Why self-publish, then? The answer is that self-publishing enables you to determine your own fate. There’s no need to endure the frustration of finding and working with a publisher. You can maintain control over your book and its marketing, receive a greater percentage of revenues, and retain all rights and ownership.
A successful self-publisher must fill three roles: Author, Publisher, and Entrepreneur—or APE
The first good reason to write a book is to add value to people’s lives.
Will your book add value to people’s lives? This is a severe test, but if your answer is affirmative, there’s no doubt that you should write a book.
The second good reason to write a book is the same reason I play hockey: to master a new skill, not to make money.
In my book (pun intended), a book should be an end, not a means to an end. Even if no one reads your book, you can write it for the sake of writing it. Memoirs, for example, fit in this category. And the number of people who want to read a book of such a pure origin may surprise you. Good Reason.
The third good reason to write a book is to evangelize a cause. A cause seeks to either end something bad (pollution, abuse, bigotry) or perpetuate something good (beauty, peace, affection). Silent Spring by Rachel Carson is an example. Her cause was the environment, and her book resulted in the ban of DDT and catalyzed the start of the environmental movement.
(The fourth readon is that ) Writing is therapeutic. It helps you cope with issues that seem gargantuan at the time. The process of expressing yourself about a problem, editing your thoughts, and writing some more can help you control issues that you face.
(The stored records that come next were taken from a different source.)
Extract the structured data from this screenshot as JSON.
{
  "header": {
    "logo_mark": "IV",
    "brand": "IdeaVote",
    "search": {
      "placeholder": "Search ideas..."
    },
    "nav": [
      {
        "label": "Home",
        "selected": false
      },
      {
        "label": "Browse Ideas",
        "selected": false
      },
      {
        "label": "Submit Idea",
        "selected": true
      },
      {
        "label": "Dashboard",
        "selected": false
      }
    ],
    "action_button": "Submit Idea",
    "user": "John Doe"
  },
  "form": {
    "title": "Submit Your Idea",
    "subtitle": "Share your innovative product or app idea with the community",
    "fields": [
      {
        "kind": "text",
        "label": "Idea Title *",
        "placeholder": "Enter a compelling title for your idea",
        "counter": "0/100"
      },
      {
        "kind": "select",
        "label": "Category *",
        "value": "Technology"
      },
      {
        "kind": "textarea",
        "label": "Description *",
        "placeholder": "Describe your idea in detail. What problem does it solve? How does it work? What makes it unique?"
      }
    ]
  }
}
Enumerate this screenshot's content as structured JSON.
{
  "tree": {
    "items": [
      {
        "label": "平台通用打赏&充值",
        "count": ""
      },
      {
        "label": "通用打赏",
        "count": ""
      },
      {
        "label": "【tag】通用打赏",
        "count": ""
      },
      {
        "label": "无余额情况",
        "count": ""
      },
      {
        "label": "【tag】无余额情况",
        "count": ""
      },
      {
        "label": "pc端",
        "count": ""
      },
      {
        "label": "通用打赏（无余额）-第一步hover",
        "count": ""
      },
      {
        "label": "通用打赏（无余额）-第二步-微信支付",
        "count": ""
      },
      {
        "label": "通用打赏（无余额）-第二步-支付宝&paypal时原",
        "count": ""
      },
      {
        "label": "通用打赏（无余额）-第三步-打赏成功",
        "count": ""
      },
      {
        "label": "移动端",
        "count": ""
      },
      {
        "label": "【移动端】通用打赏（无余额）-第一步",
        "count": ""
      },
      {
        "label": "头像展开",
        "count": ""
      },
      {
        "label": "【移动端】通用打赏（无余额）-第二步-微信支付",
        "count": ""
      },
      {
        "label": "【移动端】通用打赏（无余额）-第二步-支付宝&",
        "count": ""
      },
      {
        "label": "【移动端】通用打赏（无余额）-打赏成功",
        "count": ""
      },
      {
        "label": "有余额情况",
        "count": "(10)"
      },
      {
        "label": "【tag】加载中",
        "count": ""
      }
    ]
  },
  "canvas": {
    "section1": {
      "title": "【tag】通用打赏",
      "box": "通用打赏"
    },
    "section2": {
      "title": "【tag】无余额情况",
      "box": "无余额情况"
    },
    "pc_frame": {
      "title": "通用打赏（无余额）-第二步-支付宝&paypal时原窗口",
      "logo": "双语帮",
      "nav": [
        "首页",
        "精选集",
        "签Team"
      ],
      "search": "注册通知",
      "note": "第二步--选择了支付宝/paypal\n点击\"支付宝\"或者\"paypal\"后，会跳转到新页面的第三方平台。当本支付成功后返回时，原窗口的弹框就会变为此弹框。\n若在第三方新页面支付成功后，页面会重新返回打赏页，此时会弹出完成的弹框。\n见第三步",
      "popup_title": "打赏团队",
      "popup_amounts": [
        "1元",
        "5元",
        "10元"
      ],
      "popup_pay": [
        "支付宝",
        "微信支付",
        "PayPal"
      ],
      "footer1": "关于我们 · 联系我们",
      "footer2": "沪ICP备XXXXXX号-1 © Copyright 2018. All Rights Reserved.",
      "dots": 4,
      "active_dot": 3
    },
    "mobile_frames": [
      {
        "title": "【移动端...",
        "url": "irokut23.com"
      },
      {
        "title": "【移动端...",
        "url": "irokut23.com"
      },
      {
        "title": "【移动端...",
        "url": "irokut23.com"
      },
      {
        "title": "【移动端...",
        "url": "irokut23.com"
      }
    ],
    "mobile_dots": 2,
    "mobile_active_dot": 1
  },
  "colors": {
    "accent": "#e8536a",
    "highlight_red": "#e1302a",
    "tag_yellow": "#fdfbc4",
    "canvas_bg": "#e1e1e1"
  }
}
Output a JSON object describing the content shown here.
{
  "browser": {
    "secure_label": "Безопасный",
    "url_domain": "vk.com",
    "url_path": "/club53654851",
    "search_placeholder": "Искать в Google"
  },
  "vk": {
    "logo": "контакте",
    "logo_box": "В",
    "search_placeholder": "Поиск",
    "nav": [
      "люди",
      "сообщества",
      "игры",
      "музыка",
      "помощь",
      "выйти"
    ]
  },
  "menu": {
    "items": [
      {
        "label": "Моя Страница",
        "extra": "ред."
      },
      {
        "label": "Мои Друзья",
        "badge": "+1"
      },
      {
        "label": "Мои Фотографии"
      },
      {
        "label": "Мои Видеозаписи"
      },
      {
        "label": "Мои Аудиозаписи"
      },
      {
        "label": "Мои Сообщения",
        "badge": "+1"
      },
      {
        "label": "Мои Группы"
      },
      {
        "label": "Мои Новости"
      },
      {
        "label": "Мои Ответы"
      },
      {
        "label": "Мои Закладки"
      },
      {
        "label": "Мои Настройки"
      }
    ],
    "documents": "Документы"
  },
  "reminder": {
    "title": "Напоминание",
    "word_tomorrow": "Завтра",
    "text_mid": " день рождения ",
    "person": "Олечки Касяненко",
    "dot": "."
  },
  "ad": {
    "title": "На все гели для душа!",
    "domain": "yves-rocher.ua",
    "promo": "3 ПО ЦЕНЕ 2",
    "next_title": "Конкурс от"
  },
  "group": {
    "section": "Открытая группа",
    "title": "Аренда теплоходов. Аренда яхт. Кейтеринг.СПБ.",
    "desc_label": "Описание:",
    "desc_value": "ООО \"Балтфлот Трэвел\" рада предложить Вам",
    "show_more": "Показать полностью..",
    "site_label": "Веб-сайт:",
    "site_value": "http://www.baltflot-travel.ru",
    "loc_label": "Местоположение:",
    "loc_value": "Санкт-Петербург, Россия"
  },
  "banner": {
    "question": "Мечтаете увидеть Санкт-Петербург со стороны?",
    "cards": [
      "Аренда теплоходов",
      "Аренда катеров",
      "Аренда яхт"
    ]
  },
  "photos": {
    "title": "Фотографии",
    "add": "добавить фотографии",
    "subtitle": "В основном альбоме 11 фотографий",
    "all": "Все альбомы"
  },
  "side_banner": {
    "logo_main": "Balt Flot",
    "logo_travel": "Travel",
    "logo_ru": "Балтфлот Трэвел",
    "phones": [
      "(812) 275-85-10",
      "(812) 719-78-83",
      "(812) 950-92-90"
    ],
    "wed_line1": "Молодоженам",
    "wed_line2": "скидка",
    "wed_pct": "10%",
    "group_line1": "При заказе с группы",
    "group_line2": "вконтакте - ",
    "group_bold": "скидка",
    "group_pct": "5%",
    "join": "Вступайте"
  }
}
APE: Author, Publisher, Entrepreneur-How to Publish a Book by Guy Kawasaki, Shawn Welch